Salt has played a crucial role in the history of civilization and in Greece. In fact, in ancient Greece it was used as a commodity for trading slaves. It is said that the time held expression of “not worth his salt” came from this practice. Also, in ancient times, most civilizations were accompanied by myths, religious and magic rites involving salt and Greece was no exception. With tales of its usage during sacrifices and religious rituals, the history of salt is as exotic as is the amazing alykes, or salt marsh gardens that extend for miles on end in Messolonghi, Greece.
The unique landscape of Messolonghi Lagoon is the largest lagoon in the country and the region is said to produce 60 percent of the country’s salt. In fact, the Messolonghi–Aetoliko lagoon system is considered to be one of the most important Mediterranean lagoons.
Along the costal road from Messolonghi towards Aetoliko sits salt lakes known as Alykes of Messolonghi. They are eye-catching as there are plots of squared-off fields filled with sea water where, once the water evaporates, the sea salt is left behind to collect. The phenomenon provides an amazing view along the way to the small town of Aetoliko, with flocks of flamingos basking and feeding in the nutrient rich marshes and bright white salt pyramids lining the drive.

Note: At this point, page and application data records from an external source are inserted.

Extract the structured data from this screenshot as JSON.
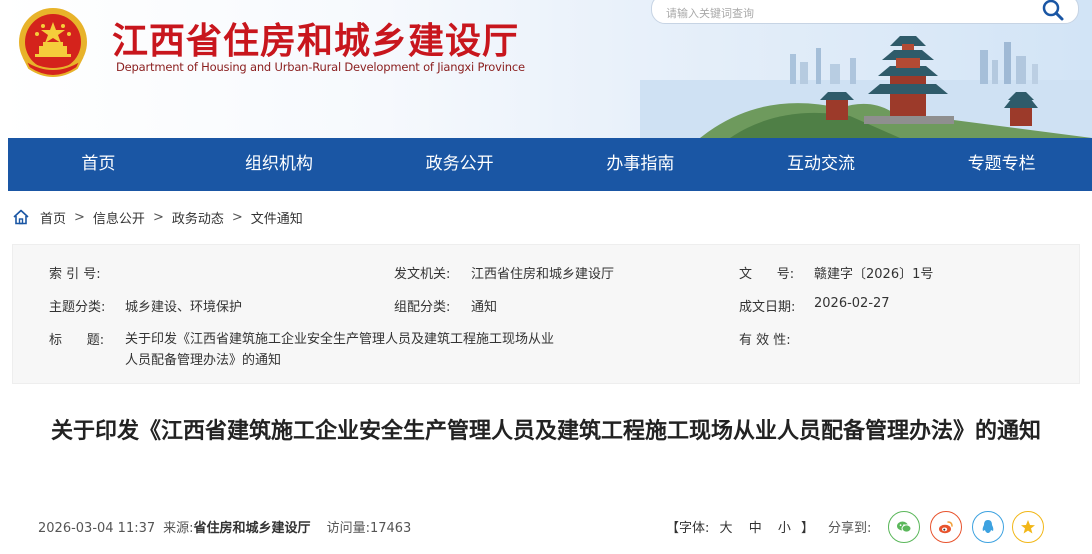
{
  "header": {
    "title": "江西省住房和城乡建设厅",
    "subtitle": "Department of Housing and Urban-Rural Development of Jiangxi Province",
    "search_placeholder": "请输入关键词查询"
  },
  "nav": {
    "items": [
      "首页",
      "组织机构",
      "政务公开",
      "办事指南",
      "互动交流",
      "专题专栏"
    ]
  },
  "breadcrumb": {
    "items": [
      "首页",
      "信息公开",
      "政务动态",
      "文件通知"
    ],
    "separator": ">"
  },
  "info": {
    "index_label": "索 引 号:",
    "index_value": "",
    "issuer_label": "发文机关:",
    "issuer_value": "江西省住房和城乡建设厅",
    "docno_label": "文      号:",
    "docno_value": "赣建字〔2026〕1号",
    "topic_label": "主题分类:",
    "topic_value": "城乡建设、环境保护",
    "category_label": "组配分类:",
    "category_value": "通知",
    "date_label": "成文日期:",
    "date_value": "2026-02-27",
    "title_label": "标      题:",
    "title_value": "关于印发《江西省建筑施工企业安全生产管理人员及建筑工程施工现场从业人员配备管理办法》的通知",
    "validity_label": "有 效 性:",
    "validity_value": ""
  },
  "article": {
    "title": "关于印发《江西省建筑施工企业安全生产管理人员及建筑工程施工现场从业人员配备管理办法》的通知",
    "publish_time": "2026-03-04 11:37",
    "source_label": "来源:",
    "source_value": "省住房和城乡建设厅",
    "visits_label": "访问量:",
    "visits_value": "17463",
    "font_open": "【字体:",
    "font_large": "大",
    "font_medium": "中",
    "font_small": "小",
    "font_close": "】",
    "share_label": "分享到:"
  },
  "share": {
    "icons": [
      "wechat-icon",
      "weibo-icon",
      "qq-icon",
      "qzone-icon"
    ],
    "colors": [
      "#5bb75b",
      "#e8532d",
      "#3da2e0",
      "#f2b718"
    ]
  },
  "colors": {
    "brand_red": "#c8161d",
    "nav_blue": "#1a56a4"
  }
}
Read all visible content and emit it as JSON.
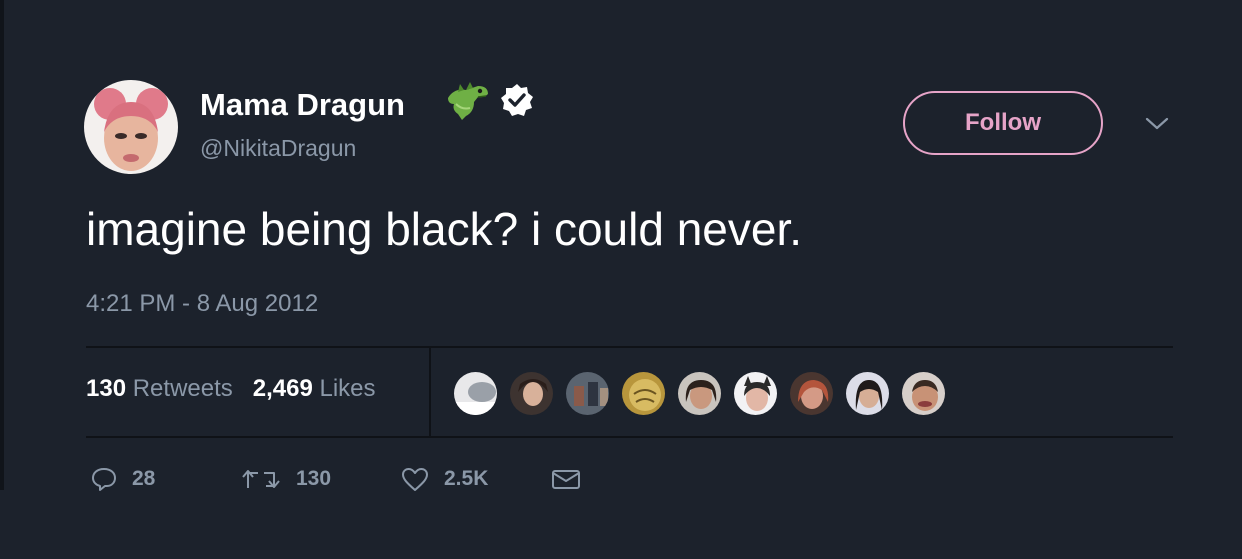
{
  "tweet": {
    "display_name": "Mama Dragun",
    "handle": "@NikitaDragun",
    "follow_label": "Follow",
    "text": "imagine being black? i could never.",
    "timestamp": "4:21 PM - 8 Aug 2012",
    "retweets_count": "130",
    "retweets_label": "Retweets",
    "likes_count": "2,469",
    "likes_label": "Likes",
    "liker_avatar_count": 9
  },
  "actions": {
    "reply_count": "28",
    "retweet_count": "130",
    "like_count": "2.5K"
  },
  "icons": {
    "name_emoji": "dragon-emoji",
    "verified": "verified-badge",
    "caret": "chevron-down-icon",
    "reply": "reply-icon",
    "retweet": "retweet-icon",
    "like": "heart-icon",
    "dm": "envelope-icon"
  },
  "colors": {
    "background": "#1c222c",
    "text_primary": "#ffffff",
    "text_secondary": "#8b98a8",
    "follow_accent": "#e6a4c8",
    "dragon_green": "#6fb045"
  }
}
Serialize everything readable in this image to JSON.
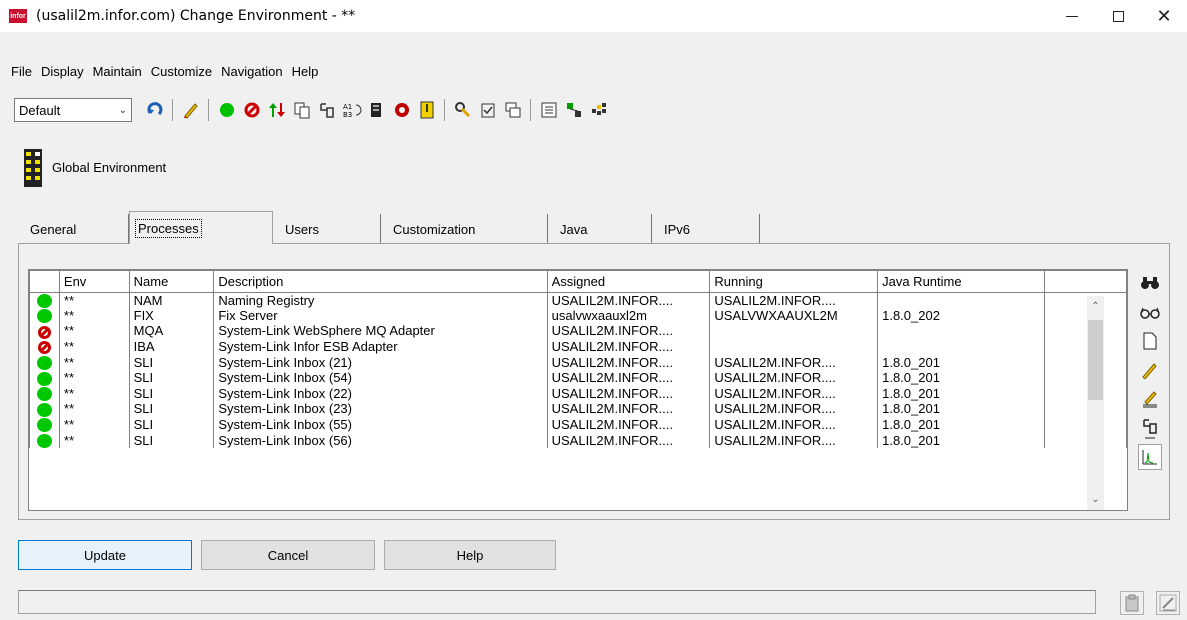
{
  "window": {
    "icon_text": "infor",
    "title": "(usalil2m.infor.com) Change Environment - **",
    "close_glyph": "✕"
  },
  "menu": [
    {
      "label": "File"
    },
    {
      "label": "Display"
    },
    {
      "label": "Maintain"
    },
    {
      "label": "Customize"
    },
    {
      "label": "Navigation"
    },
    {
      "label": "Help"
    }
  ],
  "toolbar": {
    "combo_value": "Default",
    "icons": [
      "refresh-icon",
      "edit-pencil-icon",
      "start-green-icon",
      "stop-icon",
      "move-arrows-icon",
      "copy-icon",
      "plug-icon",
      "sort-icon",
      "server-icon",
      "alarm-icon",
      "yellow-doc-icon",
      "tools-icon",
      "checklist-icon",
      "windows-icon",
      "list-icon",
      "network-icon",
      "grid-icon"
    ]
  },
  "global": {
    "label": "Global Environment"
  },
  "tabs": [
    {
      "label": "General"
    },
    {
      "label": "Processes"
    },
    {
      "label": "Users"
    },
    {
      "label": "Customization"
    },
    {
      "label": "Java"
    },
    {
      "label": "IPv6"
    }
  ],
  "table": {
    "headers": {
      "env": "Env",
      "name": "Name",
      "description": "Description",
      "assigned": "Assigned",
      "running": "Running",
      "java": "Java Runtime"
    },
    "rows": [
      {
        "status": "running",
        "env": "**",
        "name": "NAM",
        "description": "Naming Registry",
        "assigned": "USALIL2M.INFOR....",
        "running": "USALIL2M.INFOR....",
        "java": ""
      },
      {
        "status": "running",
        "env": "**",
        "name": "FIX",
        "description": "Fix Server",
        "assigned": "usalvwxaauxl2m",
        "running": "USALVWXAAUXL2M",
        "java": "1.8.0_202"
      },
      {
        "status": "stopped",
        "env": "**",
        "name": "MQA",
        "description": "System-Link WebSphere MQ Adapter",
        "assigned": "USALIL2M.INFOR....",
        "running": "",
        "java": ""
      },
      {
        "status": "stopped",
        "env": "**",
        "name": "IBA",
        "description": "System-Link Infor ESB Adapter",
        "assigned": "USALIL2M.INFOR....",
        "running": "",
        "java": ""
      },
      {
        "status": "running",
        "env": "**",
        "name": "SLI",
        "description": "System-Link Inbox (21)",
        "assigned": "USALIL2M.INFOR....",
        "running": "USALIL2M.INFOR....",
        "java": "1.8.0_201"
      },
      {
        "status": "running",
        "env": "**",
        "name": "SLI",
        "description": "System-Link Inbox (54)",
        "assigned": "USALIL2M.INFOR....",
        "running": "USALIL2M.INFOR....",
        "java": "1.8.0_201"
      },
      {
        "status": "running",
        "env": "**",
        "name": "SLI",
        "description": "System-Link Inbox (22)",
        "assigned": "USALIL2M.INFOR....",
        "running": "USALIL2M.INFOR....",
        "java": "1.8.0_201"
      },
      {
        "status": "running",
        "env": "**",
        "name": "SLI",
        "description": "System-Link Inbox (23)",
        "assigned": "USALIL2M.INFOR....",
        "running": "USALIL2M.INFOR....",
        "java": "1.8.0_201"
      },
      {
        "status": "running",
        "env": "**",
        "name": "SLI",
        "description": "System-Link Inbox (55)",
        "assigned": "USALIL2M.INFOR....",
        "running": "USALIL2M.INFOR....",
        "java": "1.8.0_201"
      },
      {
        "status": "running",
        "env": "**",
        "name": "SLI",
        "description": "System-Link Inbox (56)",
        "assigned": "USALIL2M.INFOR....",
        "running": "USALIL2M.INFOR....",
        "java": "1.8.0_201"
      }
    ]
  },
  "side_tools": [
    "binoculars-icon",
    "glasses-icon",
    "new-document-icon",
    "pencil-icon",
    "edit-lines-icon",
    "plug-icon",
    "chart-icon"
  ],
  "buttons": {
    "update": "Update",
    "cancel": "Cancel",
    "help": "Help"
  },
  "status": {
    "text": ""
  }
}
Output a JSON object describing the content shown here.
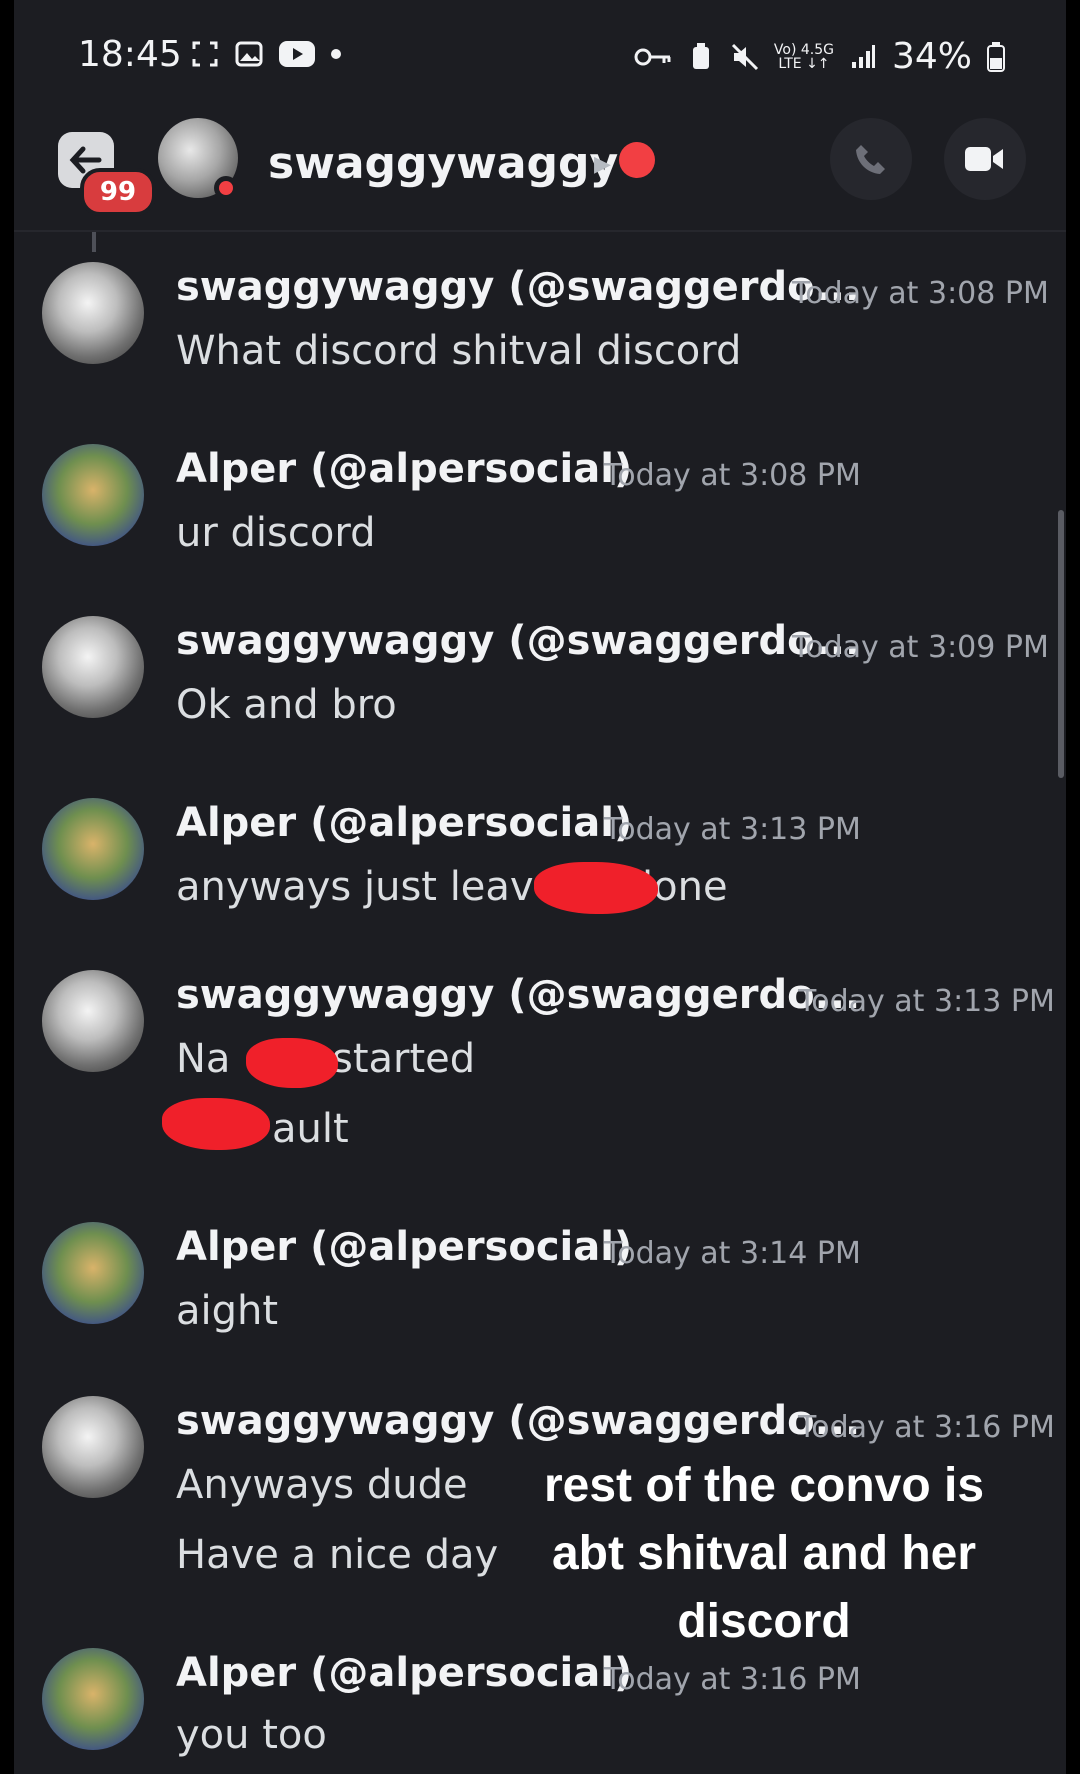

The fantastic eco-system of the region is evident upon arrival in Aetoliko which encompasses the small island that separates the two lagoons. Famous for having rare birds and fish species the lagoons are breathtaking, and are dotted with traditional fishing huts built over the water on piles of wood. The drive to the Troulida islet is one of the most sought-after trips in the area, as the sun sets and reflects off the still waters of the lagoon.